WHAT IS BEING ASKED: Every line in the listing below that holds the word "description" should be returned.

[Start of Attachment]

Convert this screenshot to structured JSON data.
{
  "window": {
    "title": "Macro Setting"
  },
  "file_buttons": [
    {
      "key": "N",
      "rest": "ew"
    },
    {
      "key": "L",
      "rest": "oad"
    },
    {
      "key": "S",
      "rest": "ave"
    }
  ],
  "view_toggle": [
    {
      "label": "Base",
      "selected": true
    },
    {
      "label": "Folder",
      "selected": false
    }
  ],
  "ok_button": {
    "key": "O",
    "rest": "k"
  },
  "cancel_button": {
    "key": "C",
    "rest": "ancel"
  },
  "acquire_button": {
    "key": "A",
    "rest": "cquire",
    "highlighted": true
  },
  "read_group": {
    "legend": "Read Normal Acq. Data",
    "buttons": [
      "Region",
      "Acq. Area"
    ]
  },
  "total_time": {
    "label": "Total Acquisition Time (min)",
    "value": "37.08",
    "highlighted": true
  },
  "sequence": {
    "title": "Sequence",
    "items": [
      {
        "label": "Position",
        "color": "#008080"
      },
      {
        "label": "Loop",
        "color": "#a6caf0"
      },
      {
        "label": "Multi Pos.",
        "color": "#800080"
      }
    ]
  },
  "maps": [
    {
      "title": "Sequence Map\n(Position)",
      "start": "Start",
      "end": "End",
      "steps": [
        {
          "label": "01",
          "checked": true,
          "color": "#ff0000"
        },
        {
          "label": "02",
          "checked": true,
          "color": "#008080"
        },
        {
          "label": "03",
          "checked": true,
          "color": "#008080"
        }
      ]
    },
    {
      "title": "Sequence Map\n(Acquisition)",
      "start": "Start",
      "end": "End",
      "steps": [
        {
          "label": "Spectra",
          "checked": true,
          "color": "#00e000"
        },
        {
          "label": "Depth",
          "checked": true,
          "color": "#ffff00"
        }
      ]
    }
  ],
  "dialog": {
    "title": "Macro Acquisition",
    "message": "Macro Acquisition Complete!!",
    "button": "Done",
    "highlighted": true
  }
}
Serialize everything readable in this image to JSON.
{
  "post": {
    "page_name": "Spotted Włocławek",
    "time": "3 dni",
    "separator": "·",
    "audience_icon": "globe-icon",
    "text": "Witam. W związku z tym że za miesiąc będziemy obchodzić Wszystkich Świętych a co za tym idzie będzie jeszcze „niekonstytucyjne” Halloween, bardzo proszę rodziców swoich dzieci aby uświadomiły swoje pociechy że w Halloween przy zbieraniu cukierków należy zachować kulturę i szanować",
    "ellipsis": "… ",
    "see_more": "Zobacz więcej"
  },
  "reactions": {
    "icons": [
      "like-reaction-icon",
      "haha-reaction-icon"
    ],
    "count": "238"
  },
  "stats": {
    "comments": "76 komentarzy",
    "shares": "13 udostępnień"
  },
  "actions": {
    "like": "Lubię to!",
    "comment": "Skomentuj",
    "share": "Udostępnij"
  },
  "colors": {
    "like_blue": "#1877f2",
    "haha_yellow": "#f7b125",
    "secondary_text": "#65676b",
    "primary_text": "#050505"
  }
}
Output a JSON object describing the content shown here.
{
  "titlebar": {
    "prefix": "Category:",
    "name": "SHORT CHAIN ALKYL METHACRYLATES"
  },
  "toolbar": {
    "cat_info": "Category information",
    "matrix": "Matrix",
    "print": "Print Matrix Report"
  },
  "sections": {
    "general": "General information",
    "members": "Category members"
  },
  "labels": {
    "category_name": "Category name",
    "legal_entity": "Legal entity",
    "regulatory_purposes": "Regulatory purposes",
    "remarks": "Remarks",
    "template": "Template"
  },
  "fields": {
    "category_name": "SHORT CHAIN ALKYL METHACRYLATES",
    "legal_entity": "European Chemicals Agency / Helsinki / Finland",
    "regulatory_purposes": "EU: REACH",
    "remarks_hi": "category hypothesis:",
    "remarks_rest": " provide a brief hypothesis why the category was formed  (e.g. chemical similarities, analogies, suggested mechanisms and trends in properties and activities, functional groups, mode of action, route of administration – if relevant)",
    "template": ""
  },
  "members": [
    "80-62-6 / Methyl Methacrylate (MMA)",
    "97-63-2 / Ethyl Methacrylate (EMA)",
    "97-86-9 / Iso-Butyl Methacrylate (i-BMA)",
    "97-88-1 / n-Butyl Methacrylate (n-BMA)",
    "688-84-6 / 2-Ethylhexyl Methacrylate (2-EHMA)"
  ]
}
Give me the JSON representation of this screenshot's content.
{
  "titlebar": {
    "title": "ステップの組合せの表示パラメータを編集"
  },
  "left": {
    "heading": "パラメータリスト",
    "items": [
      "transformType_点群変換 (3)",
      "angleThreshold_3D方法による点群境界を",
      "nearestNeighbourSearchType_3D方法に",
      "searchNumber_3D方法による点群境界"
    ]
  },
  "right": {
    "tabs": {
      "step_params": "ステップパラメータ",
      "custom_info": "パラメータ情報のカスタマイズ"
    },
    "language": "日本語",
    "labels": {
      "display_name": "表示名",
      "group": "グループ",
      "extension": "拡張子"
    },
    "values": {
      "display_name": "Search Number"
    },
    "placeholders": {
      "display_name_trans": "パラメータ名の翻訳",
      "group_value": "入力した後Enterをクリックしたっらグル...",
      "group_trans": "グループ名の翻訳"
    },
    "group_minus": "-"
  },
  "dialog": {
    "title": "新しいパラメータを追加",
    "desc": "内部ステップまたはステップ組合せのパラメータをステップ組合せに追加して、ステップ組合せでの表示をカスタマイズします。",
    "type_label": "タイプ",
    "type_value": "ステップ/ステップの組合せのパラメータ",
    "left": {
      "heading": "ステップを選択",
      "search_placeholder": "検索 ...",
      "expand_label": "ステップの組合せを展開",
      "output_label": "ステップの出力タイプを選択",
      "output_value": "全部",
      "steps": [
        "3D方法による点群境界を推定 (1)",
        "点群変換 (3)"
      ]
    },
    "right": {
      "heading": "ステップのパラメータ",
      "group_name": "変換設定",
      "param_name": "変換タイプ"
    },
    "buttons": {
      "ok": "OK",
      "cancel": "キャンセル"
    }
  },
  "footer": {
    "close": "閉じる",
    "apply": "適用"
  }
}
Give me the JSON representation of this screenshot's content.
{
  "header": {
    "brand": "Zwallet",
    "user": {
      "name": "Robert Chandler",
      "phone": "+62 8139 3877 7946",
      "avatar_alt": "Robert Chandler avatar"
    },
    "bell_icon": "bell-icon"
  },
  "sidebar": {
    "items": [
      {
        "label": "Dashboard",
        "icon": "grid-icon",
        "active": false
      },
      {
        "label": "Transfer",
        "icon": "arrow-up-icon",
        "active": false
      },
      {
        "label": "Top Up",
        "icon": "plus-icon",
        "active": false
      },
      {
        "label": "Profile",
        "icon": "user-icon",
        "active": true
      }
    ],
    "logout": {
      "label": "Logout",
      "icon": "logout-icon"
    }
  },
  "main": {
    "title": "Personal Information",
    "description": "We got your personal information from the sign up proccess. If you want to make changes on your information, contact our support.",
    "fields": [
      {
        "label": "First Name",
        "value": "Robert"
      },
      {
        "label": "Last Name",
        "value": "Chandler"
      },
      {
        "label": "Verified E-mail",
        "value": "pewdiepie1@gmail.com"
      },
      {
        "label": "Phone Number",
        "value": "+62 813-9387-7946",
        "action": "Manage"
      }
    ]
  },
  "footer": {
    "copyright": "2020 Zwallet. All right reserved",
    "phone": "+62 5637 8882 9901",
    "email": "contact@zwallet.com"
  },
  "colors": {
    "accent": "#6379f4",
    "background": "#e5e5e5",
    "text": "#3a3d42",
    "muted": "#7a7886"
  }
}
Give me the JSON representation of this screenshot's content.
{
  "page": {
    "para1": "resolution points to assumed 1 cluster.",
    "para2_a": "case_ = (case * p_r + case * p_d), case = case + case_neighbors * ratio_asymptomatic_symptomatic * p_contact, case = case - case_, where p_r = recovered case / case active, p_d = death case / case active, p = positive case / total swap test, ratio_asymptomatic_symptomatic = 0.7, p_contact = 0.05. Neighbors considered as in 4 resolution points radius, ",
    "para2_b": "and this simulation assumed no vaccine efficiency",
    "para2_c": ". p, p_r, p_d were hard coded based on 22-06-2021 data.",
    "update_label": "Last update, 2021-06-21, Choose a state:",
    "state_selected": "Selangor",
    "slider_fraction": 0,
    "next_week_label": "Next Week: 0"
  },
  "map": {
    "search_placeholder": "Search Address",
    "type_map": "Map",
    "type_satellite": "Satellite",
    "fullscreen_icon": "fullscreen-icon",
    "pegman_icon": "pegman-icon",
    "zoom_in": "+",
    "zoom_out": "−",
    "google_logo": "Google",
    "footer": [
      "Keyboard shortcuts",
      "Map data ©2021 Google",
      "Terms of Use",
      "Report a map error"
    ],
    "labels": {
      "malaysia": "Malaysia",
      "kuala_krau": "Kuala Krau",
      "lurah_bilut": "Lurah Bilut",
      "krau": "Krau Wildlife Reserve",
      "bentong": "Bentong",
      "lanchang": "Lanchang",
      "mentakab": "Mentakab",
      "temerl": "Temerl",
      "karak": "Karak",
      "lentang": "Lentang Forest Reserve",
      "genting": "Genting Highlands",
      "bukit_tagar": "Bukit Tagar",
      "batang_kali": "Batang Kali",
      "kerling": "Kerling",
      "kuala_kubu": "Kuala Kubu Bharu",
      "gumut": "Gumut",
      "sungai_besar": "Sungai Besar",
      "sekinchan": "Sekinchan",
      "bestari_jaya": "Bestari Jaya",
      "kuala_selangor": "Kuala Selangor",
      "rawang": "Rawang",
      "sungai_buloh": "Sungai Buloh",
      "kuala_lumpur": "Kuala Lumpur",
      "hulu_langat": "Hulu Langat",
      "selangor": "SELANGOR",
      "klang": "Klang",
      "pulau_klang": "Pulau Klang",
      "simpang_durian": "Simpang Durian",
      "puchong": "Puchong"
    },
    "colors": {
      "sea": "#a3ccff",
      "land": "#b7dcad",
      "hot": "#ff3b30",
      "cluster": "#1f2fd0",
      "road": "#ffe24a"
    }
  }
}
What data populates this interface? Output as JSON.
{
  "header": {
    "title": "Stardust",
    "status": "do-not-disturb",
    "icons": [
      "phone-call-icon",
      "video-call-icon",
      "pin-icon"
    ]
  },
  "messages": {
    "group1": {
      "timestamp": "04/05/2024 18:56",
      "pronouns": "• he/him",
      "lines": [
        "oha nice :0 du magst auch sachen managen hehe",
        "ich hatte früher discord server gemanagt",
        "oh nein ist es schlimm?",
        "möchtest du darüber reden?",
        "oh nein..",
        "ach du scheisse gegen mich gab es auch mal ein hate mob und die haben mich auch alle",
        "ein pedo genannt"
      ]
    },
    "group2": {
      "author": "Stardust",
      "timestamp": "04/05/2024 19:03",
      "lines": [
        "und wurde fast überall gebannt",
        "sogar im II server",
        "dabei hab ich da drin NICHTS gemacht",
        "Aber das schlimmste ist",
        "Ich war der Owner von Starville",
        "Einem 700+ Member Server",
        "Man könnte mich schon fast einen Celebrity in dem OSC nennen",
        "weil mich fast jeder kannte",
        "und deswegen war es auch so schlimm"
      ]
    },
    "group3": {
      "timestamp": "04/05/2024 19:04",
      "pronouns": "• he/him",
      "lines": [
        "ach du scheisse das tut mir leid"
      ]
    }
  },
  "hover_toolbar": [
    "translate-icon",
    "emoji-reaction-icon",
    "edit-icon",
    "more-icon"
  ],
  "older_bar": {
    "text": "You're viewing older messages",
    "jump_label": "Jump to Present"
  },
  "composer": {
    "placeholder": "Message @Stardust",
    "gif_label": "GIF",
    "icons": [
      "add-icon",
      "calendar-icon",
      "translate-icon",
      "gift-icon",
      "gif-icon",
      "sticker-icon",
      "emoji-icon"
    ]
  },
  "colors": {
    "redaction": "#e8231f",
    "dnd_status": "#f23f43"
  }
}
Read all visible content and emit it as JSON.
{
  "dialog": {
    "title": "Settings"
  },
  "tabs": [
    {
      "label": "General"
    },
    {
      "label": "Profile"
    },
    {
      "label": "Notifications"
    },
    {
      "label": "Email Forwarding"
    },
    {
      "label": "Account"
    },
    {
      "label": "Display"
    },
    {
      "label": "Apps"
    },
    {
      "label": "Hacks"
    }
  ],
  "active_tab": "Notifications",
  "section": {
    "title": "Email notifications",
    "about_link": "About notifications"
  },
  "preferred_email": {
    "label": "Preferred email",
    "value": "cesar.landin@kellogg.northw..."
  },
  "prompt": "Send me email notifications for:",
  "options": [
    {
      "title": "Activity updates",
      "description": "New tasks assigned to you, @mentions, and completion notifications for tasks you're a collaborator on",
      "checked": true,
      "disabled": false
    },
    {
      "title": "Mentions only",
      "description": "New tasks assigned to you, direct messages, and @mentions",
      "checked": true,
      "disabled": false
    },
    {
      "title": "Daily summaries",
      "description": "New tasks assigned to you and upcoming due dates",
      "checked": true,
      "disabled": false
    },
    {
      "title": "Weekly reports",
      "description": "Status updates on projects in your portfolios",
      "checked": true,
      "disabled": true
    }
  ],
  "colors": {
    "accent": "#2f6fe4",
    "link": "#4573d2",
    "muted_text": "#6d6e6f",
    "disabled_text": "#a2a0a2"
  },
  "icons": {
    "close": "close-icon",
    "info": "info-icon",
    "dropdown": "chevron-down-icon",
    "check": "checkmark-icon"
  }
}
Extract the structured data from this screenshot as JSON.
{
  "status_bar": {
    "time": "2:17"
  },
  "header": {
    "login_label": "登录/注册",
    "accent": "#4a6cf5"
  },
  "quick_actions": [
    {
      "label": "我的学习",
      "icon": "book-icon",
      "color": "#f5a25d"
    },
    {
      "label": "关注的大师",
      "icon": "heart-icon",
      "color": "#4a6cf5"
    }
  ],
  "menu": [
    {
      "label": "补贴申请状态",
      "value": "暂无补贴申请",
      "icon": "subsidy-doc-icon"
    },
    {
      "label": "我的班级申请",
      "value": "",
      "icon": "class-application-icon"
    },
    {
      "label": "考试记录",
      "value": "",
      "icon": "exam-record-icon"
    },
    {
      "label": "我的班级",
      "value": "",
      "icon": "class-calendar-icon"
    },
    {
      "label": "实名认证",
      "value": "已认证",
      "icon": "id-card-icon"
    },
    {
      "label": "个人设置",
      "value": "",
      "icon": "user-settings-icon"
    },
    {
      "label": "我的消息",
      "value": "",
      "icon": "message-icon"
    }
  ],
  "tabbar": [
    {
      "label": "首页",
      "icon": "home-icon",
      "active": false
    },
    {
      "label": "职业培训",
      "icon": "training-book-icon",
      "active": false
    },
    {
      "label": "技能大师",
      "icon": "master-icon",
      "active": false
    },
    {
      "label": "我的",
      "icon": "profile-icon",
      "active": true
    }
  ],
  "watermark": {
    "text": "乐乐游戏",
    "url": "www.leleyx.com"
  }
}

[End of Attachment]

SOLVED PROBLEM:
    "description": "We got your personal information from the sign up proccess. If you want to make changes on your information, contact our support.",
      "description": "New tasks assigned to you, @mentions, and completion notifications for tasks you're a collaborator on",
      "description": "New tasks assigned to you, direct messages, and @mentions",
      "description": "New tasks assigned to you and upcoming due dates",
      "description": "Status updates on projects in your portfolios",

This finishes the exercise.